- Mental Illness at Work
- December 17, 2012 | Author: Earl Phillips
- Law Firm: McCarthy Tétrault LLP - Vancouver Office
A recent piece in the Vancouver Sun highlights some concerns with new mental illness diagnoses that are likely coming to your workplace.
The Diagnostic and Statistical Manual of Mental Disorders is being revised. When DSM V comes out next May we will see new mental disorders and broadened definitions of existing disorders. It’s important because the DSM is basically the “bible” of psychiatry and is relied on by the medical profession, insurers and regulators for identifying mental illness and for verifying specific diagnoses. For one example, the DSM is specifically referred to in BC’s Workers Compensation Act and will be the guide for determining whether there is a mental disorder under the new Bill 14 bullying and harassment provisions.
DSM V is already controversial.
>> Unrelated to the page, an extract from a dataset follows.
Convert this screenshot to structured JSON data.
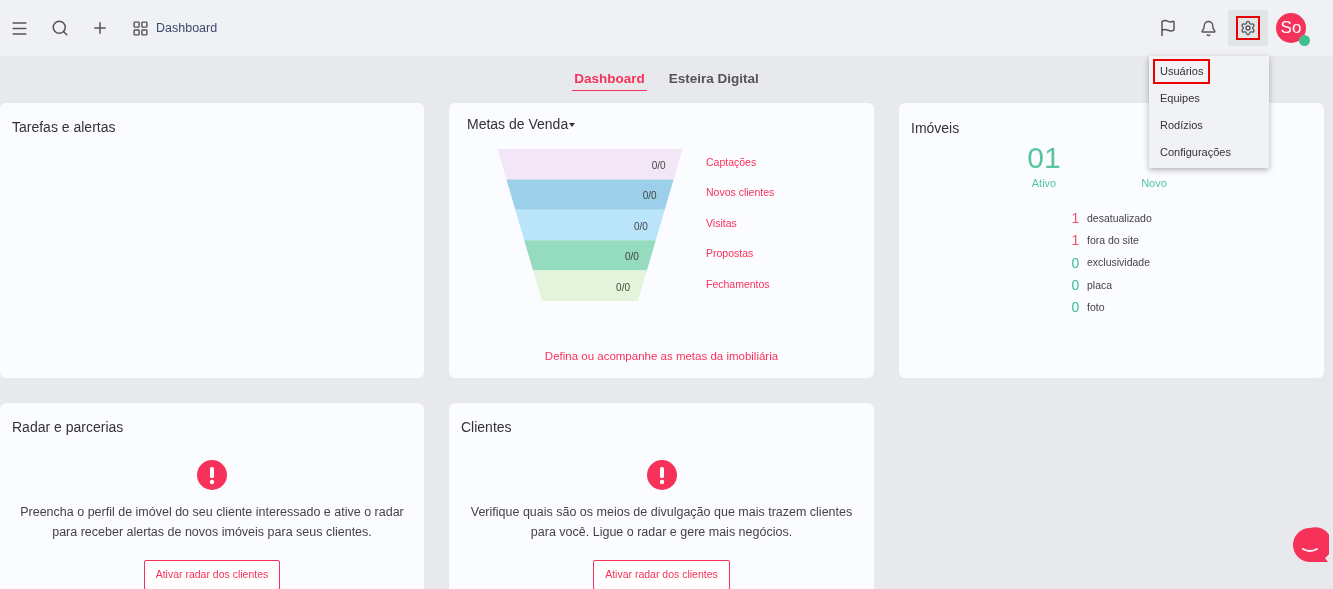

Many of the changes no doubt will involve highly technical matters on which it is difficult to comment. But any layman with some experience with DSM diagnoses of problems in the workplace can see a disturbing trend: the DSM is growing in its scope and reach, and common human experiences are being identified as mental illness, treated and medicated with increasing frequency.
As the Sun’s article points out, the new scope of “generalized anxiety disorders” may capture the temper tantrums of every child you have ever known. And more worrying for employers, the stresses and challenges of work that we need for motivation and inspiration, may lead to reactions more likely to be diagnosed as mental illness.
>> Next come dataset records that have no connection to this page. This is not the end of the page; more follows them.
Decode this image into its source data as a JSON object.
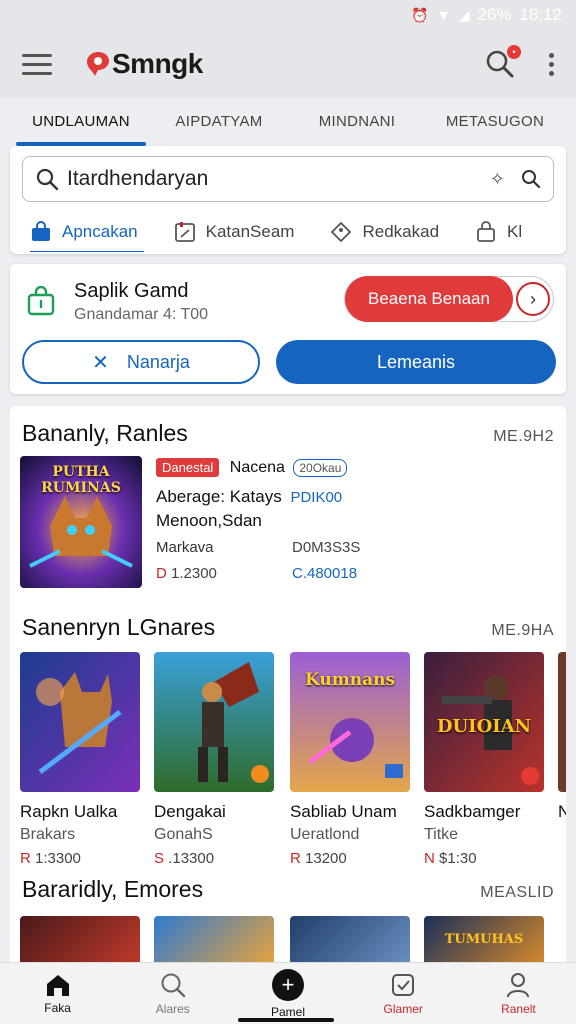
{
  "status": {
    "percent": "26%",
    "time": "18:12"
  },
  "app": {
    "name": "Smngk"
  },
  "tabs": [
    "UNDLAUMAN",
    "AIPDATYAM",
    "MINDNANI",
    "METASUGON"
  ],
  "search": {
    "value": "Itardhendaryan"
  },
  "filters": [
    "Apncakan",
    "KatanSeam",
    "Redkakad",
    "Kl"
  ],
  "user": {
    "name": "Saplik Gamd",
    "sub": "Gnandamar 4: T00",
    "pill_label": "Beaena Benaan",
    "outline_btn": "Nanarja",
    "solid_btn": "Lemeanis"
  },
  "sections": [
    {
      "title": "Bananly, Ranles",
      "more": "ME.9H2"
    },
    {
      "title": "Sanenryn LGnares",
      "more": "ME.9HA"
    },
    {
      "title": "Bararidly, Emores",
      "more": "MEASLID"
    }
  ],
  "featured": {
    "art_text": "PUTHA RUMINAS",
    "badge": "Danestal",
    "name": "Nacena",
    "tag": "20Okau",
    "line1_label": "Aberage: Katays",
    "line1_value": "PDIK00",
    "line2": "Menoon,Sdan",
    "line3_label": "Markava",
    "line3_value": "D0M3S3S",
    "price_a_cur": "D",
    "price_a": "1.2300",
    "price_b": "C.480018"
  },
  "cards": [
    {
      "title": "Rapkn Ualka",
      "sub": "Brakars",
      "cur": "R",
      "price": "1:3300",
      "art_text": ""
    },
    {
      "title": "Dengakai",
      "sub": "GonahS",
      "cur": "S",
      "price": ".13300",
      "art_text": ""
    },
    {
      "title": "Sabliab Unam",
      "sub": "Ueratlond",
      "cur": "R",
      "price": "13200",
      "art_text": "Kumnans"
    },
    {
      "title": "Sadkbamger",
      "sub": "Titke",
      "cur": "N",
      "price": "$1:30",
      "art_text": "DUIOIAN"
    },
    {
      "title": "N",
      "sub": "",
      "cur": "",
      "price": "",
      "art_text": ""
    }
  ],
  "thumbs": [
    "",
    "",
    "",
    "TUMUHAS"
  ],
  "nav": [
    "Faka",
    "Alares",
    "Pamel",
    "Glamer",
    "Ranelt"
  ],
  "colors": {
    "accent": "#1565c0",
    "danger": "#e03a3a"
  }
}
It is already difficult for employers to identify and respond to true mental illness. It is going to be more difficult to deal with the new and broadened categories being identified in DSM V. For now, one useful resource is found on the website of the Canadian Mental Health Association. There is a checklist of warning signs of mental health problems. Most useful, is the recognition at the end of the checklist:
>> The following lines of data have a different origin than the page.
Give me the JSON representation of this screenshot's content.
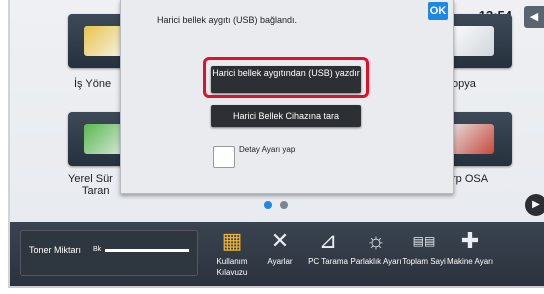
{
  "clock": "13:54",
  "apps": [
    {
      "label_visible": "İş Yöne",
      "icon": "job-status-icon"
    },
    {
      "label_visible": "opya",
      "icon": "copy-icon"
    },
    {
      "label_visible": "Yerel Sür",
      "label2": "Taran",
      "icon": "local-drive-scan-icon"
    },
    {
      "label_visible": "rp OSA",
      "icon": "sharp-osa-icon"
    }
  ],
  "toner": {
    "label": "Toner Miktarı",
    "color_code": "Bk",
    "level": 1.0
  },
  "bottom_items": [
    {
      "label": "Kullanım Kılavuzu",
      "icon": "manual-icon"
    },
    {
      "label": "Ayarlar",
      "icon": "settings-tools-icon"
    },
    {
      "label": "PC Tarama",
      "icon": "pc-scan-icon"
    },
    {
      "label": "Parlaklık Ayarı",
      "icon": "brightness-icon"
    },
    {
      "label": "Toplam Sayi",
      "icon": "total-count-icon"
    },
    {
      "label": "Makine Ayarı",
      "icon": "machine-settings-icon"
    }
  ],
  "dialog": {
    "message": "Harici bellek aygıtı (USB) bağlandı.",
    "ok_label": "OK",
    "buttons": [
      "Harici bellek aygıtından (USB) yazdır",
      "Harici Bellek Cihazına tara"
    ],
    "checkbox_label": "Detay Ayarı yap"
  },
  "colors": {
    "accent_ok": "#1e88e5",
    "highlight": "#e0102a",
    "dot_active": "#1e88e5",
    "dot_inactive": "#7b8591"
  }
}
It is important to emphasize that people behaving in these ways may be simply having a bad day or week, or may be working through a particularly difficult time in their lives that is temporary.